In June 2000 the EU Directive 1997/7/EC on the protection of consumers in respect of distance contracts, otherwise known as the Distance Selling Directive was given the force of law in Germany by the Distance Selling Act
Topic: Distance Selling
Who: German legislators
When: June 2000
In June 2000 the EU Directive 1997/7/EC on the protection of consumers in respect of distance contracts, otherwise known as the Distance Selling Directive ("DSD") was given the force of law in Germany by the Distance Selling Act ("DSA"). The DSD was intended to lay down across Europe statutory minimum levels of protection for consumers when buying on-line, by mail-order, by telephone or by any other means not involving face to face contact with the seller. So far so good for harmonised rules across Europe. By setting minimum protection levels, however, the DSD did allow for the possibility of some member states going for higher protection levels, and this is exactly what Germany has chosen to do, whilst other member states such as the UK have opted for the minimalist (but still quite prescriptive) approach.

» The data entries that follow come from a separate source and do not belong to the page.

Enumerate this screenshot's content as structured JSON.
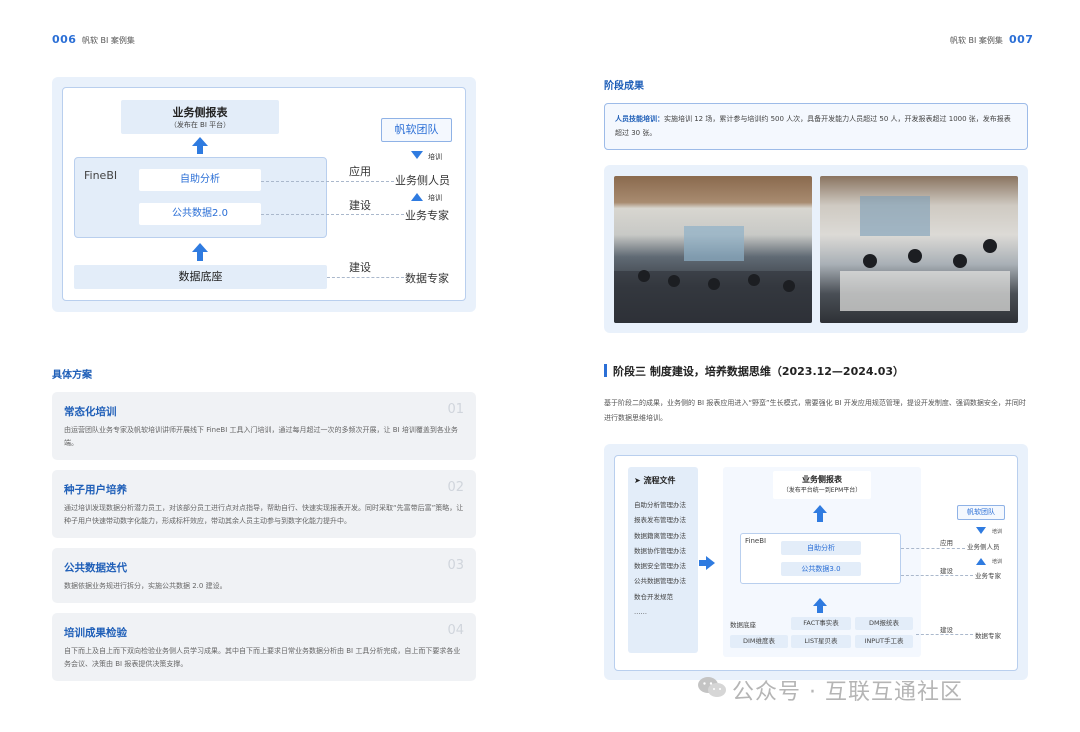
{
  "left_header": {
    "page": "006",
    "title": "帆软 BI 案例集"
  },
  "right_header": {
    "page": "007",
    "title": "帆软 BI 案例集"
  },
  "diagram1": {
    "top_title": "业务侧报表",
    "top_sub": "（发布在 BI 平台）",
    "finebi": "FineBI",
    "self_analysis": "自助分析",
    "public_data": "公共数据2.0",
    "data_base": "数据底座",
    "team": "帆软团队",
    "train1": "培训",
    "biz_staff": "业务侧人员",
    "train2": "培训",
    "biz_expert": "业务专家",
    "data_expert": "数据专家",
    "apply": "应用",
    "build1": "建设",
    "build2": "建设"
  },
  "plan_title": "具体方案",
  "cards": [
    {
      "title": "常态化培训",
      "num": "01",
      "body": "由运营团队业务专家及帆软培训讲师开展线下 FineBI 工具入门培训，通过每月超过一次的多频次开展，让 BI 培训覆盖到各业务端。"
    },
    {
      "title": "种子用户培养",
      "num": "02",
      "body": "通过培训发现数据分析潜力员工，对该部分员工进行点对点指导，帮助自行、快速实现报表开发。同时采取“先富带后富”策略，让种子用户快速带动数字化能力，形成标杆效应，带动其余人员主动参与到数字化能力提升中。"
    },
    {
      "title": "公共数据迭代",
      "num": "03",
      "body": "数据依据业务规进行拆分，实施公共数据 2.0 建设。"
    },
    {
      "title": "培训成果检验",
      "num": "04",
      "body": "自下而上及自上而下双向检验业务侧人员学习成果。其中自下而上要求日常业务数据分析由 BI 工具分析完成，自上而下要求各业务会议、决策由 BI 报表提供决策支撑。"
    }
  ],
  "results": {
    "title": "阶段成果",
    "label": "人员技能培训：",
    "text": "实施培训 12 场，累计参与培训约 500 人次，具备开发能力人员超过 50 人，开发报表超过 1000 张，发布报表超过 30 张。"
  },
  "stage3": {
    "title": "阶段三 制度建设，培养数据思维（2023.12—2024.03）",
    "body": "基于阶段二的成果，业务侧的 BI 报表应用进入“野蛮”生长模式，需要强化 BI 开发应用规范管理，提设开发制度、强调数据安全，并同时进行数据思维培训。"
  },
  "diagram2": {
    "flow_title": "流程文件",
    "flow_items": [
      "自助分析管理办法",
      "报表发布管理办法",
      "数据籍离管理办法",
      "数据协作管理办法",
      "数据安全管理办法",
      "公共数据管理办法",
      "数仓开发规范",
      "……"
    ],
    "top_title": "业务侧报表",
    "top_sub": "（发布平台统一到EPM平台）",
    "finebi": "FineBI",
    "self_analysis": "自助分析",
    "public_data": "公共数据3.0",
    "base_title": "数据底座",
    "fact": "FACT事实表",
    "dm": "DM报统表",
    "dim": "DIM维度表",
    "list": "LIST星贝表",
    "input": "INPUT手工表",
    "team": "帆软团队",
    "train1": "培训",
    "biz_staff": "业务侧人员",
    "train2": "培训",
    "biz_expert": "业务专家",
    "data_expert": "数据专家",
    "apply": "应用",
    "build1": "建设",
    "build2": "建设"
  },
  "watermark": "公众号 · 互联互通社区",
  "colors": {
    "accent": "#2b6fd6",
    "panel": "#e9f1fb"
  }
}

The areas of divergence between the German DSA and the DSD are in some respects minor and in others far more significant. At the former end of the scale is the requirement that the "entire address" of the seller must be provided before the sale contract is concluded and it must also be stated clearly at what point the conclusion of that sale contract actually takes place. Separately, the disclosure that has to be made on or before the time of delivery must be clearly differentiated (for example by highlighting) from the pre-contract disclosure. As for the right to cancel which is at the heart of the DSD, this must not only be notified clearly to the consumer prior to the sale contract, the seller must also set out clearly the legal consequences of such withdrawal.
Still in relation to the withdrawal right, and perhaps most significantly of all, Germany has chosen to give consumers a longer period after delivery in which to decide whether to withdraw from the contract and seek a refund. The DSD specifies 7 working days after the day of delivery (as does the UK for instance) whilst the DSA goes for 14 days including weekends. In addition, whilst the DSD (and the equivalent UK rules) stipulate that failure to give information about the cancellation rights can lead to an extension of the period during which the consumer can withdraw from the minimum 7 days to up to 3 months, Germany goes for up to 4 months.
On the vexed (and in the UK by no means straightforward) question of who pays the cost of sending back products if the withdrawal right has been exercised, under the German DSA the customer bears the cost of items whose sale price is up to EU40 whilst the supplier pays in respect of more expensive products. Of the other differences, perhaps the most likely generator of litigation and dispute is the introduction of a requirement that if the consumer cancels the contract and the product is returned, the seller is entitled to deduct from the returned purchased monies a quasi-rental in respect of the use that the consumer has had of the products prior to their return. How the level of this rental is to be computed is unclear, and in the absence of further regulations stipulating perhaps a percentage of the total purchase price per day, appears to be a recipe for ongoing disputes well after cancellation.
Why this matters:
Clearly any offer to sell goods and services on an English e-tailer's website is going to be accessible in Germany. It was hoped that the DSD would set English and all other EU e-tailers free from the need to check for compliance with the local rules of all 15 EU member states before selling on-line in Europe. Now, unless the site clearly states that German residents may not order products from the site, the e-tailer faces a risk of German regulatory action unless it harmonises up the disclosure and the deal it provides to its consumers to the level now set by Germany.
Does any other EU legislation in the pipeline offer a solution to this? Unfortunately not. It might have been thought that the E-Commerce Directive, due to have the force of law across Europe by February 2002, would be coming to the rescue with its "country of origin" principle, dictating on the face of it that European marketers and sellers can rest easy so long as they comply with their local laws and regulations. Unfortunately however, this is not the case here. Why? Because sellers will still have to comply with the laws of the country of destination (or "access" in web terms) if those laws relate to "consumer contracts." This is exactly what the DSD does relate to.
This is not the first time in marketinglaw.co.uk that we have sardonically cried "Three cheers for the single market".